Manchester, (860) 643-2552 (dtchocolates.com)
It’s what’s NOT in the chocolates at Divine Treasures that makes them spectacular: no refined sugars, no corn syrup, no trans fats and no cholesterol. What’s left is just the finest organic European chocolate with select ingredients (also organic) from local vendors. Vegan, gluten- and dairy-free, these lovely morsels—animal figurines, barks, caramels, truffles and layered treats—are as tasty as their conventional counterparts. The shop’s treasures come in assortments of 8, 12 or 24, and several variations at holidays. The store also produces a gluten-free ice cream called Soft Serve, that comes in sugar-free versions, too.

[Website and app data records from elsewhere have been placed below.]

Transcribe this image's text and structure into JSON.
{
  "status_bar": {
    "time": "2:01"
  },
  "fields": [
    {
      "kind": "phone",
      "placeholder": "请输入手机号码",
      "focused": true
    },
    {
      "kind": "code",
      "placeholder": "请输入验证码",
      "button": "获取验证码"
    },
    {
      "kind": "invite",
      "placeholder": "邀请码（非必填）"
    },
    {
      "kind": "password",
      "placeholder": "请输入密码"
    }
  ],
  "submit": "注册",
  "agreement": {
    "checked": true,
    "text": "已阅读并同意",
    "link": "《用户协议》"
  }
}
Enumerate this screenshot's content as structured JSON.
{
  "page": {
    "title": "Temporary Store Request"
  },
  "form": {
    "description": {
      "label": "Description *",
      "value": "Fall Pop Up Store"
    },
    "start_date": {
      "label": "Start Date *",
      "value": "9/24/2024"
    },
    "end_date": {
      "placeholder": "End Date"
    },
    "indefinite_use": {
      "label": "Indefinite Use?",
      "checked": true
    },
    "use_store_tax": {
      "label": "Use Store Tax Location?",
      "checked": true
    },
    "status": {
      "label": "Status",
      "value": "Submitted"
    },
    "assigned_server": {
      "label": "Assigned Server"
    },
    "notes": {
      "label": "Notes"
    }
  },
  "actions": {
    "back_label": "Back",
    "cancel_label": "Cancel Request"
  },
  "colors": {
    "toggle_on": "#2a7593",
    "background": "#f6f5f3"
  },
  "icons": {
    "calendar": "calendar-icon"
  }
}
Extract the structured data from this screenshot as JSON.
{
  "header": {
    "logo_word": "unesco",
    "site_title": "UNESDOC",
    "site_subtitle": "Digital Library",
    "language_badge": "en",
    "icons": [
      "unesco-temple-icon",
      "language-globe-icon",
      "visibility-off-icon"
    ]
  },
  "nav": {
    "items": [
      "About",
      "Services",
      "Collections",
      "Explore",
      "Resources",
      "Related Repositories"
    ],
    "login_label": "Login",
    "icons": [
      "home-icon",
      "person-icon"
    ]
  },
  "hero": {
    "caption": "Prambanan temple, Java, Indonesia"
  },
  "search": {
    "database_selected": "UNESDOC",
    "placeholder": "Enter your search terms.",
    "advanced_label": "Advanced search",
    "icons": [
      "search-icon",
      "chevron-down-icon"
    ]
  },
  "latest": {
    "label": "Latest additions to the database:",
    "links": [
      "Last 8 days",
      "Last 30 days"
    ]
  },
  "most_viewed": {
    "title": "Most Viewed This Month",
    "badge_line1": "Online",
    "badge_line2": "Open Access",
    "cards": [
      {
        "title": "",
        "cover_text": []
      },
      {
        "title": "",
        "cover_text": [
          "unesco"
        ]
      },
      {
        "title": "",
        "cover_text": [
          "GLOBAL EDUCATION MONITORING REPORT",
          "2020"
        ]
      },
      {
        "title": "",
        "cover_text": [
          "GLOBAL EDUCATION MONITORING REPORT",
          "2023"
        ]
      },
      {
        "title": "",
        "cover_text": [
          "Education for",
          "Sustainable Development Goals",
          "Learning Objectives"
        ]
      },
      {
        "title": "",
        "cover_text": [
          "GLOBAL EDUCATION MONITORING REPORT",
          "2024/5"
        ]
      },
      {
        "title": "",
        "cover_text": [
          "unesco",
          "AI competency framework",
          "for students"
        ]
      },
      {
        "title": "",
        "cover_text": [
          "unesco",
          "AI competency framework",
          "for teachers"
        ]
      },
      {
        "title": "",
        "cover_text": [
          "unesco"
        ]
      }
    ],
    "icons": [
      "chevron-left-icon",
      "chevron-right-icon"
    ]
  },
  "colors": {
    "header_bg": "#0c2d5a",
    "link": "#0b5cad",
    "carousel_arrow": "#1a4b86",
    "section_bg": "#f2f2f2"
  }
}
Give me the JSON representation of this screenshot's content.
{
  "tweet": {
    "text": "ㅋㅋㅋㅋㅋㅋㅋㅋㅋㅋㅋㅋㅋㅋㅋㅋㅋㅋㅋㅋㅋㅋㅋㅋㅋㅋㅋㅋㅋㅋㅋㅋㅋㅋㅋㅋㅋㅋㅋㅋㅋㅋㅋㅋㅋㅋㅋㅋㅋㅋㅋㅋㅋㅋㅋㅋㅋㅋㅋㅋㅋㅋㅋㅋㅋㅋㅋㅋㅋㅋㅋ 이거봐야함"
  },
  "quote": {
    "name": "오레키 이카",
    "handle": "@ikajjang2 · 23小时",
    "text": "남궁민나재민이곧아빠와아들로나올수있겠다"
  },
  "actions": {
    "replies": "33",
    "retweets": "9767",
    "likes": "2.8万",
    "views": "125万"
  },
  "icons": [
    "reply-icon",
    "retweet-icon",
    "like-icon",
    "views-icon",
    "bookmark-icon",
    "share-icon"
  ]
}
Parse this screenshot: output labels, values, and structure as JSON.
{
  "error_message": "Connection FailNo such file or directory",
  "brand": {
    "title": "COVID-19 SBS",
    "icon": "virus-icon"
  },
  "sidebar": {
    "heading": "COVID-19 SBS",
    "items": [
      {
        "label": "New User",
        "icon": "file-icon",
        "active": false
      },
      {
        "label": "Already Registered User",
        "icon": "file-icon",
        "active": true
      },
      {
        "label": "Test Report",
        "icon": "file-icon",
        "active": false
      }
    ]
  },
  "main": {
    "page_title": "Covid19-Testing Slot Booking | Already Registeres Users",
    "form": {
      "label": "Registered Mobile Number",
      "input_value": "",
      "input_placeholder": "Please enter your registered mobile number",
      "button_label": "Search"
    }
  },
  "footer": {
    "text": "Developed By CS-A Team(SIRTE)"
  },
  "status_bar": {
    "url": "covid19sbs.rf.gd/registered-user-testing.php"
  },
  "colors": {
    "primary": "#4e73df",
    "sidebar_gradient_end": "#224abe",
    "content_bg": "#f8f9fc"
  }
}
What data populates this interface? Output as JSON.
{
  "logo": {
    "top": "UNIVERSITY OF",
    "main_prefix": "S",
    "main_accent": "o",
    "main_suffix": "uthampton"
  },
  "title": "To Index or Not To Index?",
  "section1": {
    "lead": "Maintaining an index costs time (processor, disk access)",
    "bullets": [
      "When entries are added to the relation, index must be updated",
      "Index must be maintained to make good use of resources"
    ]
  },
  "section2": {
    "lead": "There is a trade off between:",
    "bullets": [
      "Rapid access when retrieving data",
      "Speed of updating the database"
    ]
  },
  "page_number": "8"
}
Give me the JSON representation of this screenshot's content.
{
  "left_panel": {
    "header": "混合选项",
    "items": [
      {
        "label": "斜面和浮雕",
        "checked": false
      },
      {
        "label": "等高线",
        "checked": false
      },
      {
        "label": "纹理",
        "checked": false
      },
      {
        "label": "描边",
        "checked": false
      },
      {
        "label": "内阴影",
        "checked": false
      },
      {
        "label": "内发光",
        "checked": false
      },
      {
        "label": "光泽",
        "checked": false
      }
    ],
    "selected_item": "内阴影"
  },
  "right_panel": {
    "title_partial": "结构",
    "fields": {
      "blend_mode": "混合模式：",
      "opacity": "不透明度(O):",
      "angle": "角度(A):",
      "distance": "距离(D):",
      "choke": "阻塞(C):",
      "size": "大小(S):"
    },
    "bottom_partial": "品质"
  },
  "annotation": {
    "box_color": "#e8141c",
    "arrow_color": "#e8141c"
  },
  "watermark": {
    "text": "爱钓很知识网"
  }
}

Healthy Foods: New Morning Market
Woodbury, (203) 263-4868 (newmorn.com)
Calling this place a market doesn’t quite do it justice. Yes, it offers a wide range of natural foods and homeopathic items, but it also sponsors classes and wellness events. Stop in for groceries and stay for smoothies, a snack or a whole meal. Events at the store include yoga, lectures, family classes, coaching groups. Most are free; you just have to register in advance.
Pie: American Pie Co.
Sherman, (860) 350-0662 (americanpiecompany.com)
Two businesses in one (restaurant and bakery), American Pie got its original inspiration, in part, from co-owner Audrey Day’s pie recipes—some learned from her grandmother, others from a German baker hired when she and her partner, Bill Hunniford, opened the place 20 years ago. Everything’s made from scratch and baked daily, from the fruit pies (mostly seasonal) to classics like chocolate cream, coconut custard and pecan—20 flavors in all. Apple crumb is the favorite of locals and the New York visitors who double Sherman’s population during the summer months (thanks to the town’s proximity to Lake Candlewood), but sweets aren’t the only thing American Pie Co.’s got in its favor: The restaurant's chicken potpies are carried at Stew Leonard’s.
[Editor's Note: In the print version of this story, we neglected to mention that Bill Hunniford has been the co-owner of American Pie Co.—and Audrey Day’s business partner—for the full 20 years of the restaurant’s existence. We regret the omission.]
Soda: Foxon Park
East Haven, (203) 467-7874 (foxonpark.com)
For over 90 years Foxon Park Beverages has been family-owned and –operated, providing soda lovers the highest quality soft drinks available. Foxon’s 17 flavors cover both classics like Kola and Cream, and signature blends such as Gassosa and Iron Brew. They can be found in restaurants as far away as Florida and California. Fans can enjoy a Foxon soda anytime—on the website you can have them delivered to your front door. Everyone knows everything tastes better out of a long-neck glass bottle.
Truffles: Carol Monnerat Artisan Truffles
Branford, (203) 444-5253 (carolmonnerat.com)
Handcrafted of pure Belgian chocolate in small batches, and available in flavors like bourbon-pecan (dipped in dark chocolate and rolled in cocoa powder), Espresso Jolt (said “jolt” comes from dark rum) and maple-walnut (the maple syrup is surprisingly heady, too), Monnerat’s truffles make ideal wedding and party favors, as well as a superior indulgence any old day. You can find them at the Coventry Farmers’ Market and The Cooking Co. in Killingworth and Haddam, among other locations, or order them from the website.
Wine Shop: Mt. Carmel Wine & Spirits Co.
Hamden, (203) 281-0800 (mtcarmelwine.com)
Mt. Carmel Wine & Spirits Co. (serving Connecticut since the repeal of Prohibition!) has gained a reputation for sourcing rare and specialty wines. Ben and Bob Fein are experts at finding great regional wines at superior value. Many are imported directly from France, and savings can exceed 30 percent when compared to similar-quality bottles sold elsewhere. Rare finds include Bordeaux, red and white Burgundy, Rhone and Port, all chosen by tasting in-house or at the vineyard source. The inventory also includes hard-to-locate older vintages.